“This crisis is taking lives; it’s destroying families and shattering communities all across the country,” Obama said at a panel discussion on opioid drug abuse. “That’s the thing about substance abuse; it doesn’t discriminate. It touches everybody.”

The President’s announcement outlined two specific initiatives:

 

Increasing prescriber training efforts

In 2012, health care providers wrote more than 250 million prescriptions for opioid pain medications in the United States. President Obama announced his commitment to ensuring providers across the country receive thorough training in opioid prescribing. Specifically, the President said he aims to have more than 540,000 health care providers complete opioid prescriber trainings in the next two years. His goal is to reach more than 4 million health providers with awareness messaging on opioid abuse as well as education on appropriate and safe prescribing practices.

 

Improving patients’ access to providers and treatment

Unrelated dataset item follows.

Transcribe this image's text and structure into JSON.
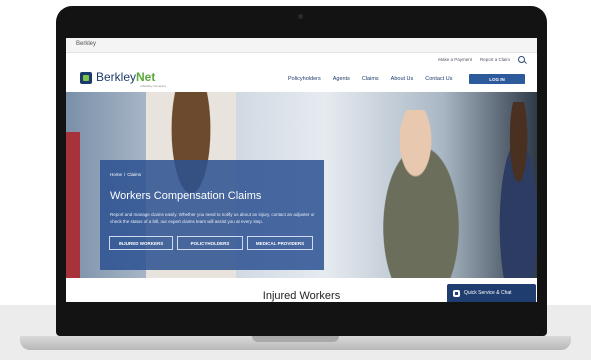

To date, more than 80 million Americans live in a medically-underserved community, many in rural areas without access to quality mental health or addiction treatment services. The President’s initiative heavily endorses the success of medication-assisted treatment (MAT). The administration will work to identify barriers to MAT and develop methods to address those barriers. Additionally, the President announced efforts to increase the use and distribution of buprenorphine and naloxone. The goal, the president said, is to double the buprenorphine prescriber population from 30,000 to 60,000 over the next two years.

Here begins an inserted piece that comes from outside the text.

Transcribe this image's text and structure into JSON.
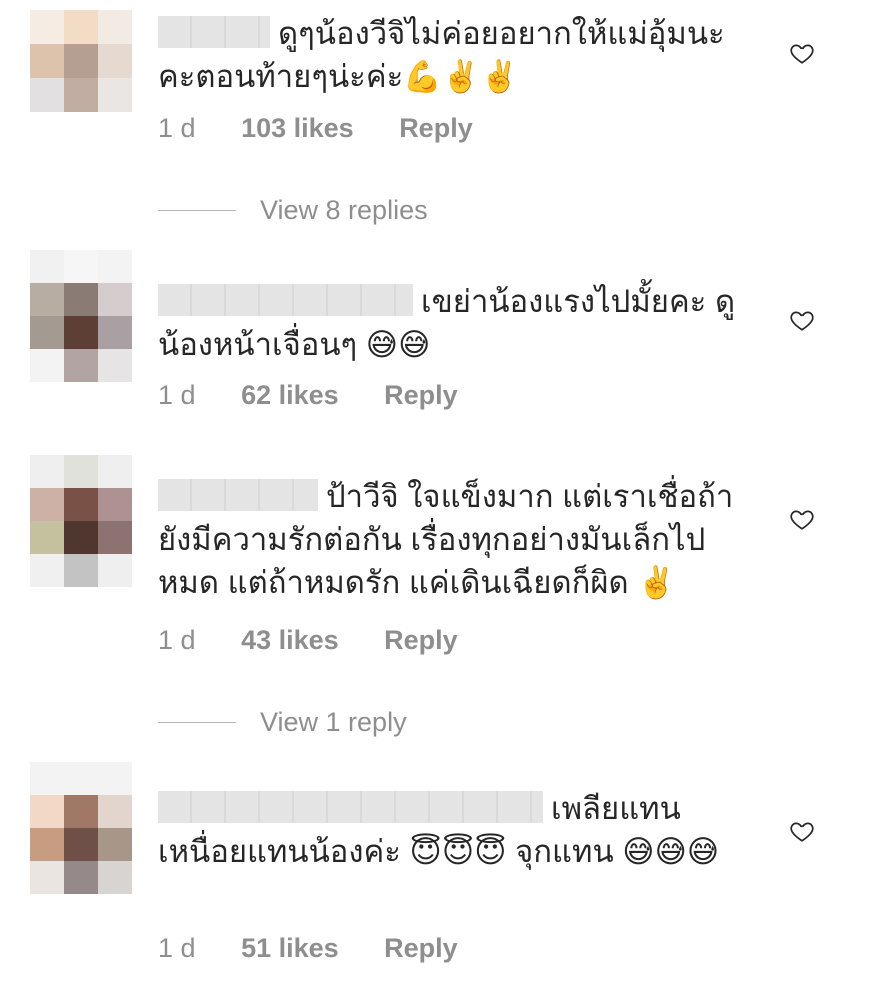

Despite this announcement, the President and his initiative are dependent on Congress to provide adequate funding. After passing a short-term funding measure in October, Congress has yet to take up a long-term spending bill for FY 2016. Government funding is set to run out on December 11.